DESCRIPTION OF THE TASK>
Restate each record below word for word, skipping images.

PROVIDED RECORDS>
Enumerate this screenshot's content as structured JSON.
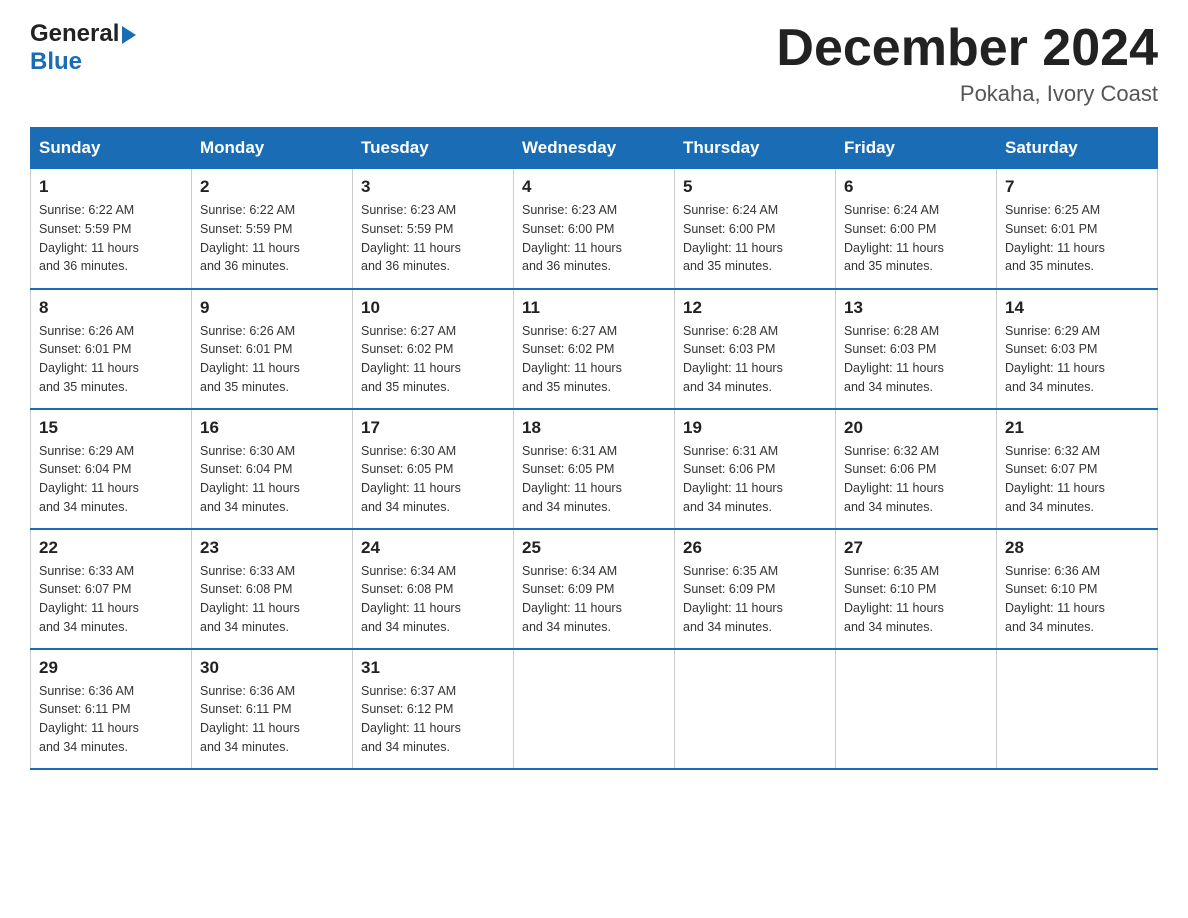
{
  "header": {
    "logo": {
      "general": "General",
      "blue": "Blue"
    },
    "title": "December 2024",
    "location": "Pokaha, Ivory Coast"
  },
  "weekdays": [
    "Sunday",
    "Monday",
    "Tuesday",
    "Wednesday",
    "Thursday",
    "Friday",
    "Saturday"
  ],
  "weeks": [
    [
      {
        "day": "1",
        "sunrise": "6:22 AM",
        "sunset": "5:59 PM",
        "daylight": "11 hours and 36 minutes."
      },
      {
        "day": "2",
        "sunrise": "6:22 AM",
        "sunset": "5:59 PM",
        "daylight": "11 hours and 36 minutes."
      },
      {
        "day": "3",
        "sunrise": "6:23 AM",
        "sunset": "5:59 PM",
        "daylight": "11 hours and 36 minutes."
      },
      {
        "day": "4",
        "sunrise": "6:23 AM",
        "sunset": "6:00 PM",
        "daylight": "11 hours and 36 minutes."
      },
      {
        "day": "5",
        "sunrise": "6:24 AM",
        "sunset": "6:00 PM",
        "daylight": "11 hours and 35 minutes."
      },
      {
        "day": "6",
        "sunrise": "6:24 AM",
        "sunset": "6:00 PM",
        "daylight": "11 hours and 35 minutes."
      },
      {
        "day": "7",
        "sunrise": "6:25 AM",
        "sunset": "6:01 PM",
        "daylight": "11 hours and 35 minutes."
      }
    ],
    [
      {
        "day": "8",
        "sunrise": "6:26 AM",
        "sunset": "6:01 PM",
        "daylight": "11 hours and 35 minutes."
      },
      {
        "day": "9",
        "sunrise": "6:26 AM",
        "sunset": "6:01 PM",
        "daylight": "11 hours and 35 minutes."
      },
      {
        "day": "10",
        "sunrise": "6:27 AM",
        "sunset": "6:02 PM",
        "daylight": "11 hours and 35 minutes."
      },
      {
        "day": "11",
        "sunrise": "6:27 AM",
        "sunset": "6:02 PM",
        "daylight": "11 hours and 35 minutes."
      },
      {
        "day": "12",
        "sunrise": "6:28 AM",
        "sunset": "6:03 PM",
        "daylight": "11 hours and 34 minutes."
      },
      {
        "day": "13",
        "sunrise": "6:28 AM",
        "sunset": "6:03 PM",
        "daylight": "11 hours and 34 minutes."
      },
      {
        "day": "14",
        "sunrise": "6:29 AM",
        "sunset": "6:03 PM",
        "daylight": "11 hours and 34 minutes."
      }
    ],
    [
      {
        "day": "15",
        "sunrise": "6:29 AM",
        "sunset": "6:04 PM",
        "daylight": "11 hours and 34 minutes."
      },
      {
        "day": "16",
        "sunrise": "6:30 AM",
        "sunset": "6:04 PM",
        "daylight": "11 hours and 34 minutes."
      },
      {
        "day": "17",
        "sunrise": "6:30 AM",
        "sunset": "6:05 PM",
        "daylight": "11 hours and 34 minutes."
      },
      {
        "day": "18",
        "sunrise": "6:31 AM",
        "sunset": "6:05 PM",
        "daylight": "11 hours and 34 minutes."
      },
      {
        "day": "19",
        "sunrise": "6:31 AM",
        "sunset": "6:06 PM",
        "daylight": "11 hours and 34 minutes."
      },
      {
        "day": "20",
        "sunrise": "6:32 AM",
        "sunset": "6:06 PM",
        "daylight": "11 hours and 34 minutes."
      },
      {
        "day": "21",
        "sunrise": "6:32 AM",
        "sunset": "6:07 PM",
        "daylight": "11 hours and 34 minutes."
      }
    ],
    [
      {
        "day": "22",
        "sunrise": "6:33 AM",
        "sunset": "6:07 PM",
        "daylight": "11 hours and 34 minutes."
      },
      {
        "day": "23",
        "sunrise": "6:33 AM",
        "sunset": "6:08 PM",
        "daylight": "11 hours and 34 minutes."
      },
      {
        "day": "24",
        "sunrise": "6:34 AM",
        "sunset": "6:08 PM",
        "daylight": "11 hours and 34 minutes."
      },
      {
        "day": "25",
        "sunrise": "6:34 AM",
        "sunset": "6:09 PM",
        "daylight": "11 hours and 34 minutes."
      },
      {
        "day": "26",
        "sunrise": "6:35 AM",
        "sunset": "6:09 PM",
        "daylight": "11 hours and 34 minutes."
      },
      {
        "day": "27",
        "sunrise": "6:35 AM",
        "sunset": "6:10 PM",
        "daylight": "11 hours and 34 minutes."
      },
      {
        "day": "28",
        "sunrise": "6:36 AM",
        "sunset": "6:10 PM",
        "daylight": "11 hours and 34 minutes."
      }
    ],
    [
      {
        "day": "29",
        "sunrise": "6:36 AM",
        "sunset": "6:11 PM",
        "daylight": "11 hours and 34 minutes."
      },
      {
        "day": "30",
        "sunrise": "6:36 AM",
        "sunset": "6:11 PM",
        "daylight": "11 hours and 34 minutes."
      },
      {
        "day": "31",
        "sunrise": "6:37 AM",
        "sunset": "6:12 PM",
        "daylight": "11 hours and 34 minutes."
      },
      null,
      null,
      null,
      null
    ]
  ],
  "labels": {
    "sunrise": "Sunrise:",
    "sunset": "Sunset:",
    "daylight": "Daylight:"
  }
}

THE ANSWER>
Enumerate this screenshot's content as structured JSON.
{
  "header": {
    "logo": {
      "general": "General",
      "blue": "Blue"
    },
    "title": "December 2024",
    "location": "Pokaha, Ivory Coast"
  },
  "weekdays": [
    "Sunday",
    "Monday",
    "Tuesday",
    "Wednesday",
    "Thursday",
    "Friday",
    "Saturday"
  ],
  "weeks": [
    [
      {
        "day": "1",
        "sunrise": "6:22 AM",
        "sunset": "5:59 PM",
        "daylight": "11 hours and 36 minutes."
      },
      {
        "day": "2",
        "sunrise": "6:22 AM",
        "sunset": "5:59 PM",
        "daylight": "11 hours and 36 minutes."
      },
      {
        "day": "3",
        "sunrise": "6:23 AM",
        "sunset": "5:59 PM",
        "daylight": "11 hours and 36 minutes."
      },
      {
        "day": "4",
        "sunrise": "6:23 AM",
        "sunset": "6:00 PM",
        "daylight": "11 hours and 36 minutes."
      },
      {
        "day": "5",
        "sunrise": "6:24 AM",
        "sunset": "6:00 PM",
        "daylight": "11 hours and 35 minutes."
      },
      {
        "day": "6",
        "sunrise": "6:24 AM",
        "sunset": "6:00 PM",
        "daylight": "11 hours and 35 minutes."
      },
      {
        "day": "7",
        "sunrise": "6:25 AM",
        "sunset": "6:01 PM",
        "daylight": "11 hours and 35 minutes."
      }
    ],
    [
      {
        "day": "8",
        "sunrise": "6:26 AM",
        "sunset": "6:01 PM",
        "daylight": "11 hours and 35 minutes."
      },
      {
        "day": "9",
        "sunrise": "6:26 AM",
        "sunset": "6:01 PM",
        "daylight": "11 hours and 35 minutes."
      },
      {
        "day": "10",
        "sunrise": "6:27 AM",
        "sunset": "6:02 PM",
        "daylight": "11 hours and 35 minutes."
      },
      {
        "day": "11",
        "sunrise": "6:27 AM",
        "sunset": "6:02 PM",
        "daylight": "11 hours and 35 minutes."
      },
      {
        "day": "12",
        "sunrise": "6:28 AM",
        "sunset": "6:03 PM",
        "daylight": "11 hours and 34 minutes."
      },
      {
        "day": "13",
        "sunrise": "6:28 AM",
        "sunset": "6:03 PM",
        "daylight": "11 hours and 34 minutes."
      },
      {
        "day": "14",
        "sunrise": "6:29 AM",
        "sunset": "6:03 PM",
        "daylight": "11 hours and 34 minutes."
      }
    ],
    [
      {
        "day": "15",
        "sunrise": "6:29 AM",
        "sunset": "6:04 PM",
        "daylight": "11 hours and 34 minutes."
      },
      {
        "day": "16",
        "sunrise": "6:30 AM",
        "sunset": "6:04 PM",
        "daylight": "11 hours and 34 minutes."
      },
      {
        "day": "17",
        "sunrise": "6:30 AM",
        "sunset": "6:05 PM",
        "daylight": "11 hours and 34 minutes."
      },
      {
        "day": "18",
        "sunrise": "6:31 AM",
        "sunset": "6:05 PM",
        "daylight": "11 hours and 34 minutes."
      },
      {
        "day": "19",
        "sunrise": "6:31 AM",
        "sunset": "6:06 PM",
        "daylight": "11 hours and 34 minutes."
      },
      {
        "day": "20",
        "sunrise": "6:32 AM",
        "sunset": "6:06 PM",
        "daylight": "11 hours and 34 minutes."
      },
      {
        "day": "21",
        "sunrise": "6:32 AM",
        "sunset": "6:07 PM",
        "daylight": "11 hours and 34 minutes."
      }
    ],
    [
      {
        "day": "22",
        "sunrise": "6:33 AM",
        "sunset": "6:07 PM",
        "daylight": "11 hours and 34 minutes."
      },
      {
        "day": "23",
        "sunrise": "6:33 AM",
        "sunset": "6:08 PM",
        "daylight": "11 hours and 34 minutes."
      },
      {
        "day": "24",
        "sunrise": "6:34 AM",
        "sunset": "6:08 PM",
        "daylight": "11 hours and 34 minutes."
      },
      {
        "day": "25",
        "sunrise": "6:34 AM",
        "sunset": "6:09 PM",
        "daylight": "11 hours and 34 minutes."
      },
      {
        "day": "26",
        "sunrise": "6:35 AM",
        "sunset": "6:09 PM",
        "daylight": "11 hours and 34 minutes."
      },
      {
        "day": "27",
        "sunrise": "6:35 AM",
        "sunset": "6:10 PM",
        "daylight": "11 hours and 34 minutes."
      },
      {
        "day": "28",
        "sunrise": "6:36 AM",
        "sunset": "6:10 PM",
        "daylight": "11 hours and 34 minutes."
      }
    ],
    [
      {
        "day": "29",
        "sunrise": "6:36 AM",
        "sunset": "6:11 PM",
        "daylight": "11 hours and 34 minutes."
      },
      {
        "day": "30",
        "sunrise": "6:36 AM",
        "sunset": "6:11 PM",
        "daylight": "11 hours and 34 minutes."
      },
      {
        "day": "31",
        "sunrise": "6:37 AM",
        "sunset": "6:12 PM",
        "daylight": "11 hours and 34 minutes."
      },
      null,
      null,
      null,
      null
    ]
  ],
  "labels": {
    "sunrise": "Sunrise:",
    "sunset": "Sunset:",
    "daylight": "Daylight:"
  }
}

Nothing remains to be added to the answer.